Question: What about votive candles in glass cups?
Answer: "Votives" are somewhat subject to drafts, but are an effective and low cost alternative to pillar candles. Votive candles (your grocer may call them "coffee-warmer" candles) come in a variety of sizes and styles. They are usually sized and priced by the number of hours they are expected to burn. They can be obtained in disposable plastic cups, or purchased alone, to be burned in your own glasses up to the 15 hour size or so. Above that size the candle is poured into a disposable glass or plastic cup.
Candle glasses can break. They should always be placed on a fireproof surface and/or burned inside of a second glass. Lacking a metallic candle stand, it is wise to place them on a heavy glass or ceramic plate. The candles should be properly seated in the glasses, and never tilted from the vertical. A small amount of water at the bottom of the glass -- a dozen drops, give or take -- will help to extinguish the wick before it falls over and cracks the glass. But never put enough water in the glass to float the candle. If you burn several candles, be sure that the glasses are a few inches apart; you should not be able to feel the heat from one on the glass of another.

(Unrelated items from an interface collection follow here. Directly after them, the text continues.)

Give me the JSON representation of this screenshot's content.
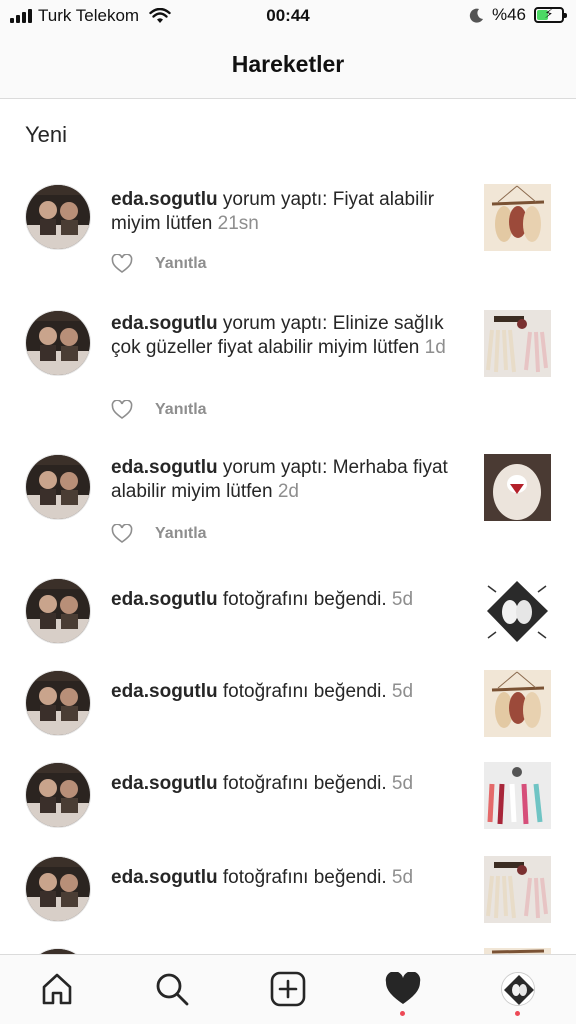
{
  "status_bar": {
    "carrier": "Turk Telekom",
    "time": "00:44",
    "battery_percent": "%46",
    "battery_level": 0.46
  },
  "header": {
    "title": "Hareketler"
  },
  "section": {
    "title": "Yeni"
  },
  "reply_label": "Yanıtla",
  "activities": [
    {
      "username": "eda.sogutlu",
      "text": " yorum yaptı: Fiyat alabilir miyim lütfen ",
      "time": "21sn",
      "has_reply": true
    },
    {
      "username": "eda.sogutlu",
      "text": " yorum yaptı: Elinize sağlık çok güzeller fiyat alabilir miyim lütfen ",
      "time": "1d",
      "has_reply": true
    },
    {
      "username": "eda.sogutlu",
      "text": " yorum yaptı: Merhaba fiyat alabilir miyim lütfen ",
      "time": "2d",
      "has_reply": true
    },
    {
      "username": "eda.sogutlu",
      "text": " fotoğrafını beğendi. ",
      "time": "5d",
      "has_reply": false
    },
    {
      "username": "eda.sogutlu",
      "text": " fotoğrafını beğendi. ",
      "time": "5d",
      "has_reply": false
    },
    {
      "username": "eda.sogutlu",
      "text": " fotoğrafını beğendi. ",
      "time": "5d",
      "has_reply": false
    },
    {
      "username": "eda.sogutlu",
      "text": " fotoğrafını beğendi. ",
      "time": "5d",
      "has_reply": false
    }
  ],
  "tabs": [
    {
      "name": "home-icon"
    },
    {
      "name": "search-icon"
    },
    {
      "name": "new-post-icon"
    },
    {
      "name": "activity-heart-icon",
      "active": true
    },
    {
      "name": "profile-avatar"
    }
  ],
  "colors": {
    "accent_dot": "#ed4956",
    "secondary_text": "#8e8e8e",
    "battery_green": "#4cd964"
  }
}
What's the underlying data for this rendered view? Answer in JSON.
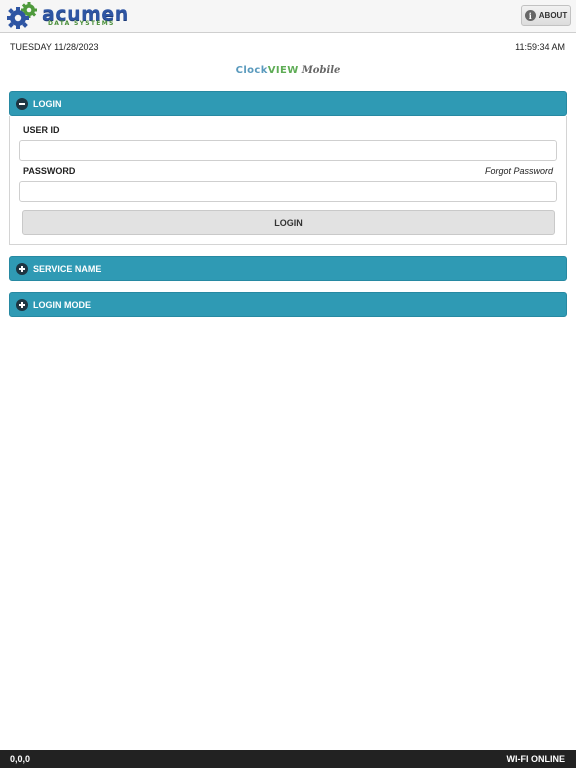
{
  "header": {
    "logo_text": "acumen",
    "logo_subtext": "DATA SYSTEMS",
    "about_icon": "info-icon",
    "about_label": "ABOUT"
  },
  "datetime": {
    "date": "TUESDAY 11/28/2023",
    "time": "11:59:34 AM"
  },
  "brand": {
    "clock": "Clock",
    "view": "VIEW",
    "mobile": "Mobile"
  },
  "login_section": {
    "title": "LOGIN",
    "icon": "minus-circle-icon",
    "user_id_label": "USER ID",
    "user_id_value": "",
    "password_label": "PASSWORD",
    "password_value": "",
    "forgot_password": "Forgot Password",
    "login_button": "LOGIN"
  },
  "service_section": {
    "title": "SERVICE NAME",
    "icon": "plus-circle-icon"
  },
  "mode_section": {
    "title": "LOGIN MODE",
    "icon": "plus-circle-icon"
  },
  "footer": {
    "coords": "0,0,0",
    "status": "WI-FI ONLINE"
  },
  "colors": {
    "accent": "#2f9ab4",
    "footer_bg": "#222222",
    "logo_blue": "#2e55a3",
    "logo_green": "#4a8f3a"
  }
}
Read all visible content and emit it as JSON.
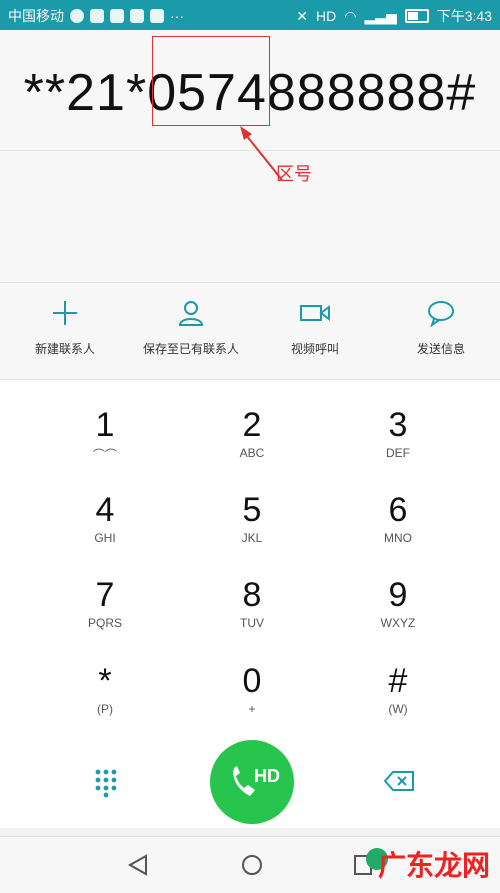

Never allow anything to fall into the candle and burn. If you drop a match into a burning candle, blow the candle out and retrieve the match. Otherwise you are likely to break the glass and may start a serious fire. Never leave a pack of matches near a burning candle.
Never re-candle a votive glass without cleaning it. At a minimum, the remains of the previous candle must be removed -- particularly any remaining wick and the little metallic widget that hold the wick in place. A narrow spatula works well, and special cleaning tools are available, but you may find something quite usable in the housewares section of your local market. Microwaving your glasses in a bowl of water may help to remove the wax, but be careful about how your oven responds to the wick holders if you are otherwise unable to remove them. Ultimately, soap and hot water are generally needed -- and, perhaps, an ammonia based cleaner. Brasso works amazingly well to remove the carbon deposits that make glasses look so awful, but there are probably less expensive alternatives.
If you buy the larger sized candles at a grocery store, be sure you know what you are taking home with you. Some of them burn with smoke that will discolor your home furnishings. Some have glasses painted with pictures of saints or legitimate Catholic prayers, but others feature Voodoo or Santaria motifs! Some, usually in squat containers or teardrop glasses, contain oil of citronella to repel mosquitoes from porches and patios; you may not like the smell inside your home. Some of the church supply stores will fill small orders at reasonable price. Shipping costs are often significant, but can be offset by ordering together with friends. Ask Father if you would like to know where you can order candle goods.
Finally, we must recognize that in some cases "electric candles" are necessary. This is rarely the case when candles are attended by able bodied people, but unattended uses of real candles can be disastrous in homes and economically constructed churches. Presumably such "candles" are the last resort, but in some cases they are the prudent choice. A number of firms produce "electrified" candle globes. A six or seven day sized globe capable of holding a two or three watt "flicker bulb" (available from any serious lighting or hardware store) is much more impressive than a number of smaller units (which often don't flicker).
ALWAYS BE SAFE!